While this practice may not work for every industry (very little do), it can work for many with a little creativity.
For example, say you run an architectural firm specializing in corporate renovations. Do you know what other providers your prospects may need to work with before calling you?
A leasing agent. Imagine – having your guest post on “the top 5 mistakes made in office redesigns” featured in a local leasing agent’s company newsletter. Assuming the post is well-written (for the right audience) and with a clear CTA, you can expect to generate a healthy stream of well-qualified leads from that ONE post!
You see where we’re going here?! As you can guess, there is a specific process for forming these types of relationships. Here are the basics for getting started:
1. Identify Your Influencers
Begin by researching the company blogs that would be best suited to your niche. There are several tools for finding relevant blogs to collaborate with, including:
Alltop: A curated list of quality blogs in nearly every industry.
Technorati: Another great resource for searching blogs by keyphrase.
Google: Don’t underestimate the power of good ole’ Google search.
Aim for about 30 relevant blogs. Create a spreadsheet to house your findings. It doesn’t need to be anything fancy; just columns for the blog, associated social media handles and contact information (the more direct, the better).
2. Separate Blogs Into Tiers
This is about separating the businesses you’d LOVE to partner with (think: big audiences and similar company cultures) from the ones that would “just be nice.” You’ll want to save your most desirable selections for later on, as you define your relationship-building approach.
How do you determine who’s on your “love list?” Check the Web page’s domain authority using Open Site Explorer. Also, consider the company’s social authority: How many followers do they have on social media? How many comments do their blog articles receive?
3. Get Noticed By Your “Ideal List”
If you haven’t already, subscribe to the newsletters of the business’ on your “love list.” Many of today’s autoresponder sequences for company newsletters directly ask their readers to reply back detailing their most common problem, frustration or concern.
Don’t be afraid to hit reply. And if you’ve had a personal story that demonstrates how you’ve benefited from the advice they’ve given (or product they provide), even better.
You can also share their social media posts, comment on their blog posts and provide them with resources you think would be of value. At this point, your goal is just to learn more about THEM and get noticed while doing so.
4. Reach Out to The Rest
Meanwhile, you’ll want to begin reaching out to the rest of your blog partnership list.
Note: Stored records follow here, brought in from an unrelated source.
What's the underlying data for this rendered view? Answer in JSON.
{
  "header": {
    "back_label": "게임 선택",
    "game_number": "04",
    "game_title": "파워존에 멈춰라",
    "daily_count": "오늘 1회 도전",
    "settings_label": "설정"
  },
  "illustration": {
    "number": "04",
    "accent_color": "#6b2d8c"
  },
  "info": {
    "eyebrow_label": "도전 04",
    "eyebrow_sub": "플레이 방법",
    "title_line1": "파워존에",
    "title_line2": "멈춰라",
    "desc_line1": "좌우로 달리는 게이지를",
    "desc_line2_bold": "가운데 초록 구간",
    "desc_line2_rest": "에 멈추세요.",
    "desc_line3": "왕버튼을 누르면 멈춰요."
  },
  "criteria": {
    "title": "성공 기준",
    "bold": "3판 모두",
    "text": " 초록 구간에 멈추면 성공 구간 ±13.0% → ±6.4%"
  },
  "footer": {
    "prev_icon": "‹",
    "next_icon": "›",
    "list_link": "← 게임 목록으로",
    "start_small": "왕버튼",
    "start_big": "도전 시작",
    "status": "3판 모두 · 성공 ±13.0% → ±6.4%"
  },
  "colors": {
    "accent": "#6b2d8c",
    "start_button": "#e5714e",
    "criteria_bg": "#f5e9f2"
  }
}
This is literally as simple as it sounds – sending a targeted friendly email and asking for what you want.
Examples of what you may want to ask for:
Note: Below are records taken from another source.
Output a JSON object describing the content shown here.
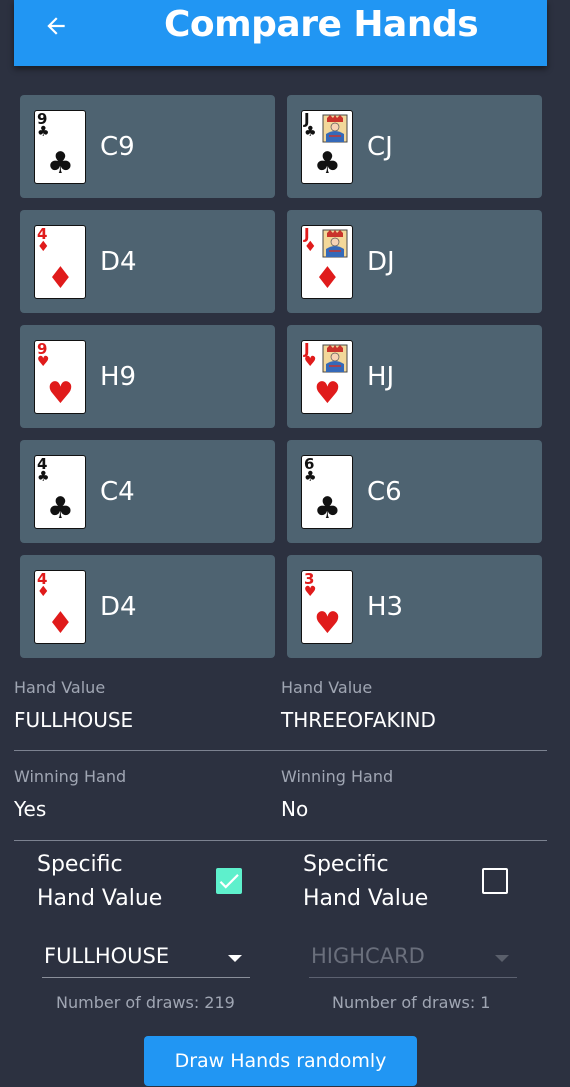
{
  "appbar": {
    "title": "Compare Hands",
    "back_icon": "arrow-left-icon",
    "color": "#2196f3"
  },
  "hands": [
    {
      "cards": [
        {
          "code": "C9",
          "rank": "9",
          "suit": "♣",
          "color": "black",
          "face": false
        },
        {
          "code": "D4",
          "rank": "4",
          "suit": "♦",
          "color": "red",
          "face": false
        },
        {
          "code": "H9",
          "rank": "9",
          "suit": "♥",
          "color": "red",
          "face": false
        },
        {
          "code": "C4",
          "rank": "4",
          "suit": "♣",
          "color": "black",
          "face": false
        },
        {
          "code": "D4",
          "rank": "4",
          "suit": "♦",
          "color": "red",
          "face": false
        }
      ],
      "hand_value_label": "Hand Value",
      "hand_value": "FULLHOUSE",
      "winning_label": "Winning Hand",
      "winning": "Yes",
      "specific_label_line1": "Specific",
      "specific_label_line2": "Hand Value",
      "specific_checked": true,
      "dropdown_value": "FULLHOUSE",
      "dropdown_enabled": true,
      "draws_text": "Number of draws: 219"
    },
    {
      "cards": [
        {
          "code": "CJ",
          "rank": "J",
          "suit": "♣",
          "color": "black",
          "face": true
        },
        {
          "code": "DJ",
          "rank": "J",
          "suit": "♦",
          "color": "red",
          "face": true
        },
        {
          "code": "HJ",
          "rank": "J",
          "suit": "♥",
          "color": "red",
          "face": true
        },
        {
          "code": "C6",
          "rank": "6",
          "suit": "♣",
          "color": "black",
          "face": false
        },
        {
          "code": "H3",
          "rank": "3",
          "suit": "♥",
          "color": "red",
          "face": false
        }
      ],
      "hand_value_label": "Hand Value",
      "hand_value": "THREEOFAKIND",
      "winning_label": "Winning Hand",
      "winning": "No",
      "specific_label_line1": "Specific",
      "specific_label_line2": "Hand Value",
      "specific_checked": false,
      "dropdown_value": "HIGHCARD",
      "dropdown_enabled": false,
      "draws_text": "Number of draws: 1"
    }
  ],
  "draw_button_label": "Draw Hands randomly",
  "colors": {
    "background": "#2c3140",
    "tile": "#4e6371",
    "accent": "#2196f3",
    "checkbox_checked": "#5ef0cc",
    "red_suit": "#e01b1b"
  }
}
- A tweet of your latest blog article.
- A guest post opportunity on their blog.
- A backlink for your site.
The caveat with all these requests? You need to have something that is 100 percent worth sharing with their audience. That means, sharing this piece of content needs to make them look good and provide their audience with value. Again, think about what would be win-win for you and them.
Once you’ve gotten used to approaching people and have received some “head nods” from the more authoritative blogs on your list, you can begin to extend your reach. Though this is by no means an overnight content distribution method, it is highly effective.
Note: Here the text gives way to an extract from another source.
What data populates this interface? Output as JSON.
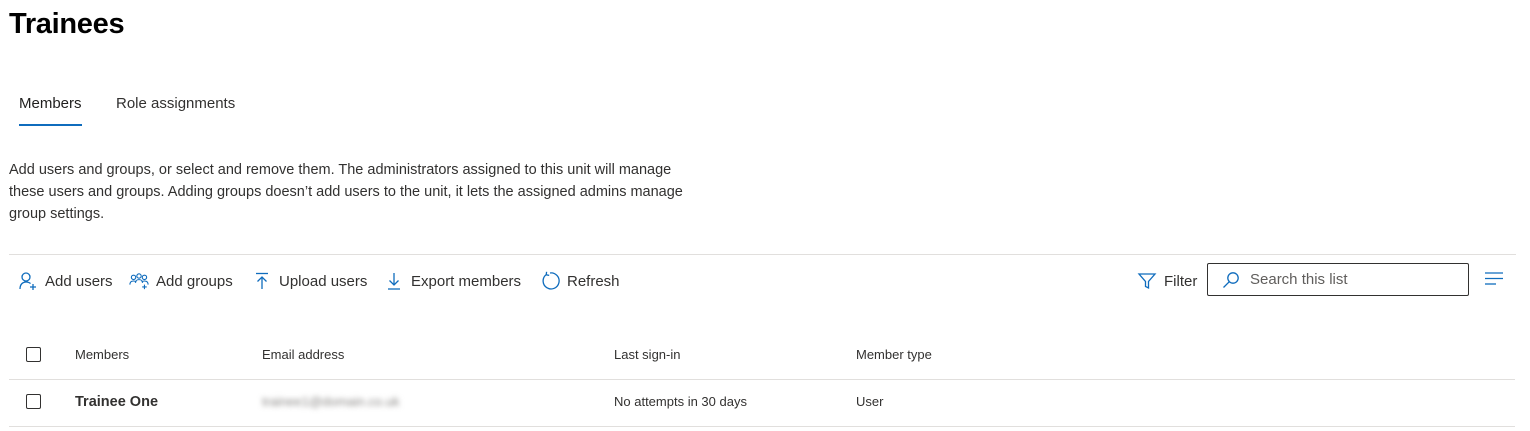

Finally, research consistently shows those who document their strategies are more effective in nearly ALL areas of content marketing (e.g. content curation, social media and paid methods of distribution). When surveyed, only 32 percent of respondents surveyed said they have a documented strategy, according to The Content Marketing Institute’s latest report.
Translation: Document your content marketing distribution strategy, review your progress and modify as needed!